There will be two answers here, as a pot still, and a reflux still require quite different processing steps:
Here are steps for running a reflux still:
- About the 3rd or 4th post has a very good description of a stripping and spirit run with a reflux still.
- Reflux still calculator
- Steps for running a pot still
- Pot still calculator
I just ran my pot still to produce my whiskey, and it came out clear. Did I mess something up?
Nope. That is simply what a “raw” whiskey (rum, etc) looks like. This raw whiskey may also be a quite a bit harsher than you would like it to be. Well, the golden brown / amber color of whiskey (or many other flavored drinks), and the smoother flavor, comes from an aging procedure. Aging is frequently done with toasted or charred oak barrels, or using charred or toasted oak sticks. The aging process is a rather complex process. There are numerous threads in the “Flavoring and Aging” section of the Homedistiller Forums.
What can I use to power my still?
Most hobby distilling is done using electric hot plates, electric water heater elements or propane (or natural gas) burners. Other sources can be wood or coal fire, but these heating sources are more difficult to control. Much of the skill in making quality product is being able to maintain the proper power input to the still (and being able to maintain the cooling levels, by controlling the flow of cooling water).
Here are some articles on heat sources:
What is a hydrometer / alcoholometer and when / how are they used?
Both the hydrometer (beer or wine hydrometer), and the alcoholometer are designed to measure specific gravity, but their scale of reading and method of proper usage is very different.
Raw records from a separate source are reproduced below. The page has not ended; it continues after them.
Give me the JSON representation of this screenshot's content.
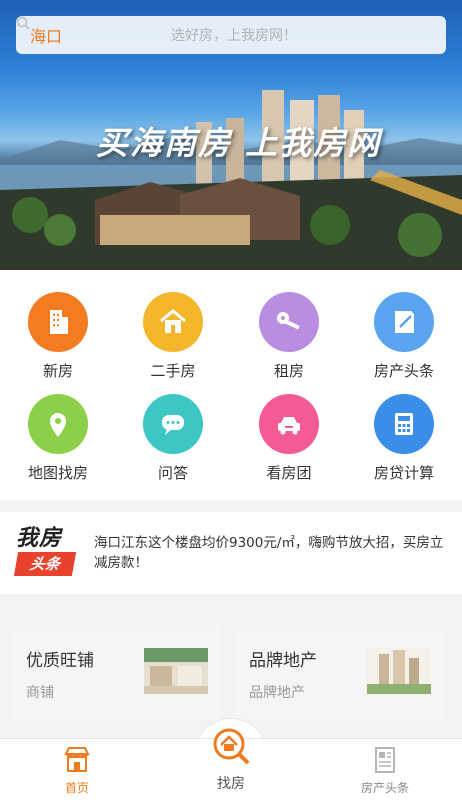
{
  "search": {
    "city": "海口",
    "placeholder": "选好房，上我房网！"
  },
  "banner": {
    "slogan": "买海南房 上我房网"
  },
  "menu": [
    {
      "label": "新房",
      "icon": "building-icon",
      "color": "#f47c20"
    },
    {
      "label": "二手房",
      "icon": "house-icon",
      "color": "#f4b62a"
    },
    {
      "label": "租房",
      "icon": "key-icon",
      "color": "#b98ee0"
    },
    {
      "label": "房产头条",
      "icon": "news-icon",
      "color": "#5aa3ee"
    },
    {
      "label": "地图找房",
      "icon": "map-pin-icon",
      "color": "#8ccf49"
    },
    {
      "label": "问答",
      "icon": "chat-icon",
      "color": "#3cc7c5"
    },
    {
      "label": "看房团",
      "icon": "car-icon",
      "color": "#f45a95"
    },
    {
      "label": "房贷计算",
      "icon": "calculator-icon",
      "color": "#3b8ee8"
    }
  ],
  "headline": {
    "logo_top": "我房",
    "logo_bottom": "头条",
    "text": "海口江东这个楼盘均价9300元/㎡，嗨购节放大招，买房立减房款！"
  },
  "cards": [
    {
      "title": "优质旺铺",
      "subtitle": "商铺"
    },
    {
      "title": "品牌地产",
      "subtitle": "品牌地产"
    }
  ],
  "tabs": [
    {
      "label": "首页",
      "icon": "storefront-icon",
      "active": true
    },
    {
      "label": "找房",
      "icon": "search-house-icon",
      "active": false
    },
    {
      "label": "房产头条",
      "icon": "newspaper-icon",
      "active": false
    }
  ],
  "colors": {
    "accent": "#f07b1f",
    "tab_inactive": "#888888"
  }
}
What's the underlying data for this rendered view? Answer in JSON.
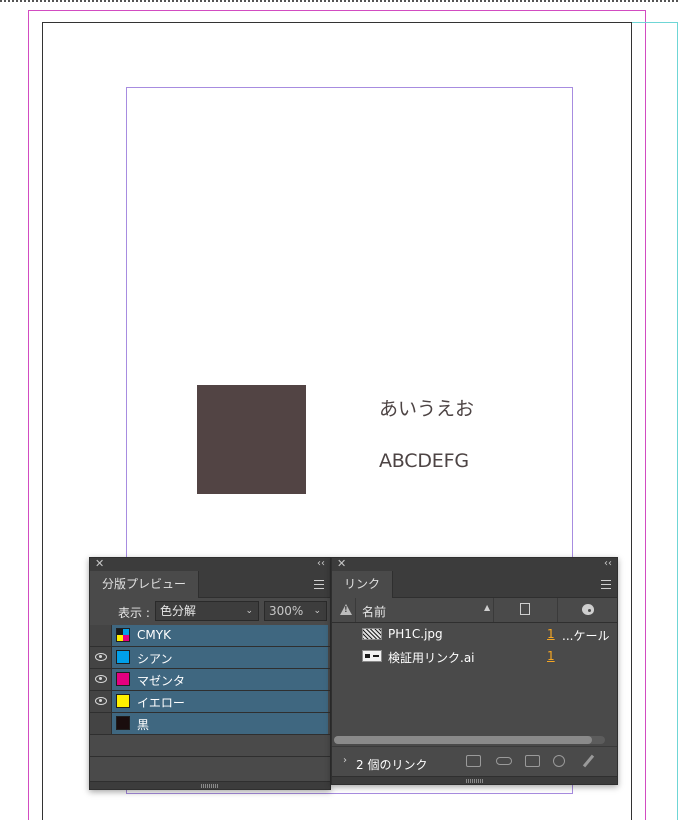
{
  "document": {
    "sample_text_jp": "あいうえお",
    "sample_text_en": "ABCDEFG",
    "swatch_color": "#524444"
  },
  "separations_panel": {
    "tab_label": "分版プレビュー",
    "display_label": "表示 :",
    "mode_value": "色分解",
    "zoom_value": "300%",
    "rows": [
      {
        "name": "CMYK",
        "visible": false,
        "chip": "cmyk"
      },
      {
        "name": "シアン",
        "visible": true,
        "chip": "#00a0e9"
      },
      {
        "name": "マゼンタ",
        "visible": true,
        "chip": "#e4007f"
      },
      {
        "name": "イエロー",
        "visible": true,
        "chip": "#fff100"
      },
      {
        "name": "黒",
        "visible": false,
        "chip": "#1a0d0d"
      }
    ]
  },
  "links_panel": {
    "tab_label": "リンク",
    "column_name": "名前",
    "items": [
      {
        "name": "PH1C.jpg",
        "page": "1",
        "scale": "...ケール",
        "type": "jpg"
      },
      {
        "name": "検証用リンク.ai",
        "page": "1",
        "scale": "",
        "type": "ai"
      }
    ],
    "footer_count": "2 個のリンク"
  },
  "colors": {
    "panel_bg": "#4a4a4a",
    "selected_row": "#3f6780",
    "page_number_link": "#f5a623",
    "bleed_guide": "#d24cc1",
    "margin_guide": "#a78ce0",
    "slug_guide": "#6fd6d6"
  }
}
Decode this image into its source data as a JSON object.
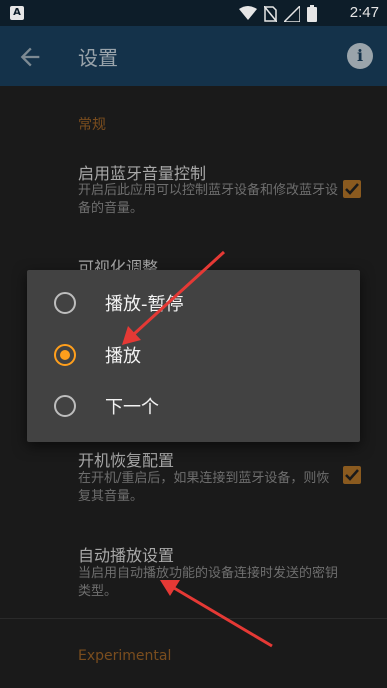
{
  "status_bar": {
    "time": "2:47",
    "icons": [
      "app-notification-icon",
      "wifi-icon",
      "no-sim-icon",
      "signal-icon",
      "battery-icon"
    ]
  },
  "app_bar": {
    "title": "设置",
    "back_icon": "back-arrow-icon",
    "info_icon": "info-icon"
  },
  "sections": {
    "general_header": "常规",
    "experimental_header": "Experimental"
  },
  "preferences": {
    "bt_volume": {
      "title": "启用蓝牙音量控制",
      "summary": "开启后此应用可以控制蓝牙设备和修改蓝牙设备的音量。",
      "checked": true
    },
    "visual": {
      "title": "可视化调整"
    },
    "restore": {
      "title": "开机恢复配置",
      "summary": "在开机/重启后，如果连接到蓝牙设备，则恢复其音量。",
      "checked": true
    },
    "autoplay": {
      "title": "自动播放设置",
      "summary": "当启用自动播放功能的设备连接时发送的密钥类型。"
    }
  },
  "dialog": {
    "options": [
      {
        "label": "播放-暂停",
        "selected": false
      },
      {
        "label": "播放",
        "selected": true
      },
      {
        "label": "下一个",
        "selected": false
      }
    ]
  },
  "colors": {
    "accent": "#ff9f1c",
    "app_bar": "#14324a",
    "annotation_arrow": "#e53935"
  }
}
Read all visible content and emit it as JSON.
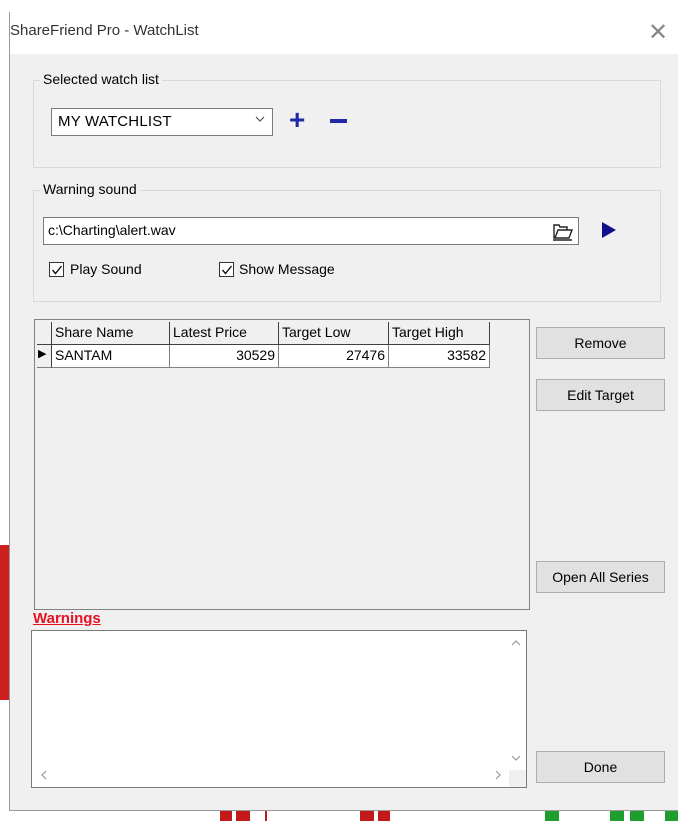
{
  "window": {
    "title": "ShareFriend Pro - WatchList",
    "close_glyph": "✕"
  },
  "watchlist_group": {
    "legend": "Selected watch list",
    "selected": "MY WATCHLIST",
    "add_glyph": "+",
    "remove_icon": "minus-icon"
  },
  "sound_group": {
    "legend": "Warning sound",
    "file_path": "c:\\Charting\\alert.wav",
    "play_sound_label": "Play Sound",
    "play_sound_checked": true,
    "show_message_label": "Show Message",
    "show_message_checked": true,
    "browse_icon": "folder-open-icon",
    "play_icon": "play-icon"
  },
  "grid": {
    "columns": [
      "Share Name",
      "Latest Price",
      "Target Low",
      "Target High"
    ],
    "rows": [
      {
        "indicator": "▶",
        "cells": [
          "SANTAM",
          "30529",
          "27476",
          "33582"
        ]
      }
    ]
  },
  "buttons": {
    "remove": "Remove",
    "edit_target": "Edit Target",
    "open_all_series": "Open All Series",
    "done": "Done"
  },
  "warnings": {
    "label": "Warnings",
    "text": ""
  },
  "colors": {
    "accent_blue": "#1f2aa6",
    "warning_red": "#e81123"
  }
}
The hydrometer is a tool that measures specific gravity from slightly less dense than water, to about 112% the density of water. A beer/wine hydrometer is used to measure the "potential" alcohol that a wash has, and then when the wash is finished, they hydrometer can determine the actual ABV of the finished wash. See also: Hydrometer
The alcoholometer is a tool that has a scale which is calibrated to measure the percent ABV (or proof) of H2O and ethanol. That is all it is designed for. If there are other substances in the liquid other than ethanol and H2O, then the readings on a alcoholometer are bogus. Thus, you can not measure ABV in highly sugared spirits with an alcoholometer. Also, you can not measure the ABV of mash with one (because there is a LOT more than simply H2O and ethanol in the mash/wash, even when it is "finished". Also see Alcoholometer
Great information, but what additional resources are there for the beginner?
The Homedistiller Forum contains a GREAT wealth of information. There is also a wiki database for this forum. Also the parent web site is a huge repository for hobby distillation, and is frequently viewed as THE source. Within this forum, the forums are grouped into different “categories”, and there is a search capability which allows you to search for specific things, and quickly find them. Another good resource is the yahoo groups “new-distillers” forum. The yahoo forums do get a lot of activity also, but they lack in the category grouping, and are more difficult to read a “thread”. However, there is lots of information to be found there.
Be sure to read the Homedistiller Forum rules
- Homedistiller Parent Site
- Homedistiller Forum - Web's best resource
- Homedistiller Wiki Bibliography
- Yahoo Distiller's Group (Requires registration
- Lots of good still designs here, including Bokabob's mini still
- How-to Solder